§ **Exercise requirements**: Each entry must be restated word for word, with nothing omitted.

Data records for software interfaces:
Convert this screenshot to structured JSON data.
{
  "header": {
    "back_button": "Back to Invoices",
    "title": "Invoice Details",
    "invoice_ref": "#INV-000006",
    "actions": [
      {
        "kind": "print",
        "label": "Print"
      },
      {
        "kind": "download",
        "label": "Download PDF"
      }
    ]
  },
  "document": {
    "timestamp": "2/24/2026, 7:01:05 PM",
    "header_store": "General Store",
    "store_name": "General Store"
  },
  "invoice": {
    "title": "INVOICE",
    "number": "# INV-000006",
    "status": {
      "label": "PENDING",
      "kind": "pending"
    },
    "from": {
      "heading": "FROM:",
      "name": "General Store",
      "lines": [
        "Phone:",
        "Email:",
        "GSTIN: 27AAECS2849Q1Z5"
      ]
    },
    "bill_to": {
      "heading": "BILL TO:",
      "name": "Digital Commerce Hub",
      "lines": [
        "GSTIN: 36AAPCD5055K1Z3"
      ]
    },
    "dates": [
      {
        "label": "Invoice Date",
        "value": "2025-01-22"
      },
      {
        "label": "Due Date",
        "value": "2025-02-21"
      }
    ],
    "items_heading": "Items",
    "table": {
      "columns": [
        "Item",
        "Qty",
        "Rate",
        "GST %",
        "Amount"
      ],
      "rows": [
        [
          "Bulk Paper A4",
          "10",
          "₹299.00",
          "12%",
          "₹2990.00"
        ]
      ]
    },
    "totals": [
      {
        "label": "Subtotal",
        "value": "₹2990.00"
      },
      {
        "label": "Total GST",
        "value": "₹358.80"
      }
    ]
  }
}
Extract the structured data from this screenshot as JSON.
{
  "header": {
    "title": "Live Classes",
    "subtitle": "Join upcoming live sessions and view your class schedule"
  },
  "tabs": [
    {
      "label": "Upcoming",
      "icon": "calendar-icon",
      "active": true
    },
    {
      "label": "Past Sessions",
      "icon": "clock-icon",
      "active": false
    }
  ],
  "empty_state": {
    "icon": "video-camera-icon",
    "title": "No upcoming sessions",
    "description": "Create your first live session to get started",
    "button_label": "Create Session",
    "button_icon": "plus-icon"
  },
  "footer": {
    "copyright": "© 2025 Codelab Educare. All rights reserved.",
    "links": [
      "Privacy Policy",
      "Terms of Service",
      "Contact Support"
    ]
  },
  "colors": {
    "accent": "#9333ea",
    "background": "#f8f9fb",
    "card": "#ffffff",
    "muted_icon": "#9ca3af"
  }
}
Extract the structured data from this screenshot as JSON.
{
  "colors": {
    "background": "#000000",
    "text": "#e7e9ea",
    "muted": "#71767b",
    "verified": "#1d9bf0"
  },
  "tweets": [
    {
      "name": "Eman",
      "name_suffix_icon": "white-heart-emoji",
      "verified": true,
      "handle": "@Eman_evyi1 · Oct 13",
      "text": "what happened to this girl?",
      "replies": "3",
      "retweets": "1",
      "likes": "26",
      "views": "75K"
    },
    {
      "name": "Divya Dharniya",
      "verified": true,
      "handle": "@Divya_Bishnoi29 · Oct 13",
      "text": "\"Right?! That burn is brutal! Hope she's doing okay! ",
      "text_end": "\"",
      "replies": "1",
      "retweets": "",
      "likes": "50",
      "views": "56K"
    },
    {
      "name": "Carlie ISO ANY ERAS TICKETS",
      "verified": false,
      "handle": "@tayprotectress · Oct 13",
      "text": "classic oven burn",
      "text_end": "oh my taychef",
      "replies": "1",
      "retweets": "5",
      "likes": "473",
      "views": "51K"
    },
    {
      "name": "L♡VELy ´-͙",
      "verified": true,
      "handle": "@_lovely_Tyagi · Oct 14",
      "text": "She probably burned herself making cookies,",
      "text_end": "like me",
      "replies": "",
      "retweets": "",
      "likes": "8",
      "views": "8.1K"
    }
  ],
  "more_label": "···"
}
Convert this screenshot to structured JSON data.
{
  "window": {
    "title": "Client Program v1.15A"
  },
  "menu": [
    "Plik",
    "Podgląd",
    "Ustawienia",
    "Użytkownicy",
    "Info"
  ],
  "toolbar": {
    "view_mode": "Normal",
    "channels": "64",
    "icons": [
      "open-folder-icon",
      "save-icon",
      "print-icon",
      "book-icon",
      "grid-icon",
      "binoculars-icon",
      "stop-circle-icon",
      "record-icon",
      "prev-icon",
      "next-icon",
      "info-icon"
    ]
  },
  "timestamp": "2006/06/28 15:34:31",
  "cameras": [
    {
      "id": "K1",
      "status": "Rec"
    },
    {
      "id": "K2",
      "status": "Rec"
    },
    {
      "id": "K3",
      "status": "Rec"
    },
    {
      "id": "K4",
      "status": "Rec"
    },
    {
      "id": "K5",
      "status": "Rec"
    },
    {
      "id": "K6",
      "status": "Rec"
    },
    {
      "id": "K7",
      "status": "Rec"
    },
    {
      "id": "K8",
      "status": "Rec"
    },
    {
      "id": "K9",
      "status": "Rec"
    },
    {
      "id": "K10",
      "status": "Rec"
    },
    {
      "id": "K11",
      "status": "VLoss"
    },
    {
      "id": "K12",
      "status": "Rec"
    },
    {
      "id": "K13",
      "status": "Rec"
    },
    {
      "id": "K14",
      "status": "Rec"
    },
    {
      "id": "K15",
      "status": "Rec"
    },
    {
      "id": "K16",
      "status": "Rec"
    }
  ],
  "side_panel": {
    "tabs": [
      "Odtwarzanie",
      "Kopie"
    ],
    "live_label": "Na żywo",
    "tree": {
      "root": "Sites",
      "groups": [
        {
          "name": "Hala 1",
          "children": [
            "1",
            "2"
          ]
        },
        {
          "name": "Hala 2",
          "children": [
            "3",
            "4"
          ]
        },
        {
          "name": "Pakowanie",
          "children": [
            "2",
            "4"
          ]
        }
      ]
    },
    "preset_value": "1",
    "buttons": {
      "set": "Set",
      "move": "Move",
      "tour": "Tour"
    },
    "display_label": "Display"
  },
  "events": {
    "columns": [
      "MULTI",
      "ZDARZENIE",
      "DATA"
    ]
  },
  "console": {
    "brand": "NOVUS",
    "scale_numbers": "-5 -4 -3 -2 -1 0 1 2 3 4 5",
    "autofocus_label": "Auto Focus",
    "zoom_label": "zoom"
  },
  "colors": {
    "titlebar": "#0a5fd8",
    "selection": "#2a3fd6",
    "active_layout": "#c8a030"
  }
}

§ **Response for this exercise**:
Convert this screenshot to structured JSON data.
{
  "header": {
    "back_button": "Back to Invoices",
    "title": "Invoice Details",
    "invoice_ref": "#INV-000006",
    "actions": [
      {
        "kind": "print",
        "label": "Print"
      },
      {
        "kind": "download",
        "label": "Download PDF"
      }
    ]
  },
  "document": {
    "timestamp": "2/24/2026, 7:01:05 PM",
    "header_store": "General Store",
    "store_name": "General Store"
  },
  "invoice": {
    "title": "INVOICE",
    "number": "# INV-000006",
    "status": {
      "label": "PENDING",
      "kind": "pending"
    },
    "from": {
      "heading": "FROM:",
      "name": "General Store",
      "lines": [
        "Phone:",
        "Email:",
        "GSTIN: 27AAECS2849Q1Z5"
      ]
    },
    "bill_to": {
      "heading": "BILL TO:",
      "name": "Digital Commerce Hub",
      "lines": [
        "GSTIN: 36AAPCD5055K1Z3"
      ]
    },
    "dates": [
      {
        "label": "Invoice Date",
        "value": "2025-01-22"
      },
      {
        "label": "Due Date",
        "value": "2025-02-21"
      }
    ],
    "items_heading": "Items",
    "table": {
      "columns": [
        "Item",
        "Qty",
        "Rate",
        "GST %",
        "Amount"
      ],
      "rows": [
        [
          "Bulk Paper A4",
          "10",
          "₹299.00",
          "12%",
          "₹2990.00"
        ]
      ]
    },
    "totals": [
      {
        "label": "Subtotal",
        "value": "₹2990.00"
      },
      {
        "label": "Total GST",
        "value": "₹358.80"
      }
    ]
  }
}
Extract the structured data from this screenshot as JSON.
{
  "header": {
    "title": "Live Classes",
    "subtitle": "Join upcoming live sessions and view your class schedule"
  },
  "tabs": [
    {
      "label": "Upcoming",
      "icon": "calendar-icon",
      "active": true
    },
    {
      "label": "Past Sessions",
      "icon": "clock-icon",
      "active": false
    }
  ],
  "empty_state": {
    "icon": "video-camera-icon",
    "title": "No upcoming sessions",
    "description": "Create your first live session to get started",
    "button_label": "Create Session",
    "button_icon": "plus-icon"
  },
  "footer": {
    "copyright": "© 2025 Codelab Educare. All rights reserved.",
    "links": [
      "Privacy Policy",
      "Terms of Service",
      "Contact Support"
    ]
  },
  "colors": {
    "accent": "#9333ea",
    "background": "#f8f9fb",
    "card": "#ffffff",
    "muted_icon": "#9ca3af"
  }
}
Extract the structured data from this screenshot as JSON.
{
  "colors": {
    "background": "#000000",
    "text": "#e7e9ea",
    "muted": "#71767b",
    "verified": "#1d9bf0"
  },
  "tweets": [
    {
      "name": "Eman",
      "name_suffix_icon": "white-heart-emoji",
      "verified": true,
      "handle": "@Eman_evyi1 · Oct 13",
      "text": "what happened to this girl?",
      "replies": "3",
      "retweets": "1",
      "likes": "26",
      "views": "75K"
    },
    {
      "name": "Divya Dharniya",
      "verified": true,
      "handle": "@Divya_Bishnoi29 · Oct 13",
      "text": "\"Right?! That burn is brutal! Hope she's doing okay! ",
      "text_end": "\"",
      "replies": "1",
      "retweets": "",
      "likes": "50",
      "views": "56K"
    },
    {
      "name": "Carlie ISO ANY ERAS TICKETS",
      "verified": false,
      "handle": "@tayprotectress · Oct 13",
      "text": "classic oven burn",
      "text_end": "oh my taychef",
      "replies": "1",
      "retweets": "5",
      "likes": "473",
      "views": "51K"
    },
    {
      "name": "L♡VELy ´-͙",
      "verified": true,
      "handle": "@_lovely_Tyagi · Oct 14",
      "text": "She probably burned herself making cookies,",
      "text_end": "like me",
      "replies": "",
      "retweets": "",
      "likes": "8",
      "views": "8.1K"
    }
  ],
  "more_label": "···"
}
Convert this screenshot to structured JSON data.
{
  "window": {
    "title": "Client Program v1.15A"
  },
  "menu": [
    "Plik",
    "Podgląd",
    "Ustawienia",
    "Użytkownicy",
    "Info"
  ],
  "toolbar": {
    "view_mode": "Normal",
    "channels": "64",
    "icons": [
      "open-folder-icon",
      "save-icon",
      "print-icon",
      "book-icon",
      "grid-icon",
      "binoculars-icon",
      "stop-circle-icon",
      "record-icon",
      "prev-icon",
      "next-icon",
      "info-icon"
    ]
  },
  "timestamp": "2006/06/28 15:34:31",
  "cameras": [
    {
      "id": "K1",
      "status": "Rec"
    },
    {
      "id": "K2",
      "status": "Rec"
    },
    {
      "id": "K3",
      "status": "Rec"
    },
    {
      "id": "K4",
      "status": "Rec"
    },
    {
      "id": "K5",
      "status": "Rec"
    },
    {
      "id": "K6",
      "status": "Rec"
    },
    {
      "id": "K7",
      "status": "Rec"
    },
    {
      "id": "K8",
      "status": "Rec"
    },
    {
      "id": "K9",
      "status": "Rec"
    },
    {
      "id": "K10",
      "status": "Rec"
    },
    {
      "id": "K11",
      "status": "VLoss"
    },
    {
      "id": "K12",
      "status": "Rec"
    },
    {
      "id": "K13",
      "status": "Rec"
    },
    {
      "id": "K14",
      "status": "Rec"
    },
    {
      "id": "K15",
      "status": "Rec"
    },
    {
      "id": "K16",
      "status": "Rec"
    }
  ],
  "side_panel": {
    "tabs": [
      "Odtwarzanie",
      "Kopie"
    ],
    "live_label": "Na żywo",
    "tree": {
      "root": "Sites",
      "groups": [
        {
          "name": "Hala 1",
          "children": [
            "1",
            "2"
          ]
        },
        {
          "name": "Hala 2",
          "children": [
            "3",
            "4"
          ]
        },
        {
          "name": "Pakowanie",
          "children": [
            "2",
            "4"
          ]
        }
      ]
    },
    "preset_value": "1",
    "buttons": {
      "set": "Set",
      "move": "Move",
      "tour": "Tour"
    },
    "display_label": "Display"
  },
  "events": {
    "columns": [
      "MULTI",
      "ZDARZENIE",
      "DATA"
    ]
  },
  "console": {
    "brand": "NOVUS",
    "scale_numbers": "-5 -4 -3 -2 -1 0 1 2 3 4 5",
    "autofocus_label": "Auto Focus",
    "zoom_label": "zoom"
  },
  "colors": {
    "titlebar": "#0a5fd8",
    "selection": "#2a3fd6",
    "active_layout": "#c8a030"
  }
}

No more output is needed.